Ustica's related contention that the hearsay statements should have been excluded because they lacked the requisite additional indicia of reliability is misplaced. " [I]f a [n out-of-court] declaration comes within a category defined as an exception, the declaration is admissible without any preliminary finding of probable credibility by the judge...." United States v. DiMaria, 727 F.2d 265, 272 (2d Cir. 1984); United States v. Lawal, 736 F.2d 5, 8 (2d Cir. 1984) ("DiMaria held that relevant declarations which fall within the parameters of Rule 803(3) are categorically admissible....") (emphasis in original). Because the out-of-court statements of Falcaro and Daoud were admissible under Fed.R.Evid. 803(3), further indicia of their reliability was unnecessary.

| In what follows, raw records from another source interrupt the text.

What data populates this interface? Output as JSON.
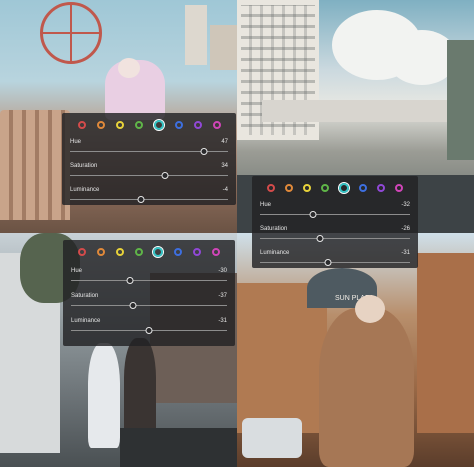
{
  "palette": [
    {
      "name": "red",
      "color": "#d34b4b"
    },
    {
      "name": "orange",
      "color": "#e0893a"
    },
    {
      "name": "yellow",
      "color": "#e7d23a"
    },
    {
      "name": "green",
      "color": "#5fb548"
    },
    {
      "name": "aqua",
      "color": "#35c4c6"
    },
    {
      "name": "blue",
      "color": "#3d6fe0"
    },
    {
      "name": "purple",
      "color": "#9048d6"
    },
    {
      "name": "magenta",
      "color": "#d045b8"
    }
  ],
  "panels": [
    {
      "selected": 4,
      "rows": [
        {
          "label": "Hue",
          "value": "47",
          "fraction": 0.85
        },
        {
          "label": "Saturation",
          "value": "34",
          "fraction": 0.6
        },
        {
          "label": "Luminance",
          "value": "-4",
          "fraction": 0.45
        }
      ]
    },
    {
      "selected": 4,
      "rows": [
        {
          "label": "Hue",
          "value": "-32",
          "fraction": 0.35
        },
        {
          "label": "Saturation",
          "value": "-26",
          "fraction": 0.4
        },
        {
          "label": "Luminance",
          "value": "-31",
          "fraction": 0.45
        }
      ]
    },
    {
      "selected": 4,
      "rows": [
        {
          "label": "Hue",
          "value": "-30",
          "fraction": 0.38
        },
        {
          "label": "Saturation",
          "value": "-37",
          "fraction": 0.4
        },
        {
          "label": "Luminance",
          "value": "-31",
          "fraction": 0.5
        }
      ]
    }
  ],
  "scenery_texts": {
    "mall_sign": "SUN PLAZA"
  }
}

The convictions of Wayne and Judith Hellman are reversed; the convictions of the other appellants, save those of Sol Hellman, see Note 2, supra, are affirmed.
The Hon. Milton Pollack, United States District Judge for the Southern District of New York, sitting by designation
Appellants, with the exception of Wayne and Judith May Hellman, were convicted of engaging in a racketeering enterprise in violation of 18 U.S.C. § 1962(c) (1988) and conspiring to engage in such an enterprise in violation of 18 U.S.C. § 1962(d) (1988). Additionally, various appellants were convicted of the murder of a federal witness in violation of 18 U.S.C. § 241 (1988), conspiracy to make extortionate extensions of credit in violation of 18 U.S.C. § 892 (1988), conspiracy to collect extensions of credit by extortionate means in violation of 18 U.S.C. § 894 (1988), mail and wire fraud in violation of 18 U.S.C. § 1341, 1343 (1988), extortion in violation of 18 U.S.C. § 1951 (1988), conspiracy to commit firearms violations in violation of 18 U.S.C. § 371 (1988), conspiracy to possess and distribute marijuana and cocaine in violation of 21 U.S.C. § 846 (1988), and possession and distribution of narcotics in violation of 21 U.S.C. § 841 (1988)
Sol Hellman died while this appeal was pending. His convictions have been vacated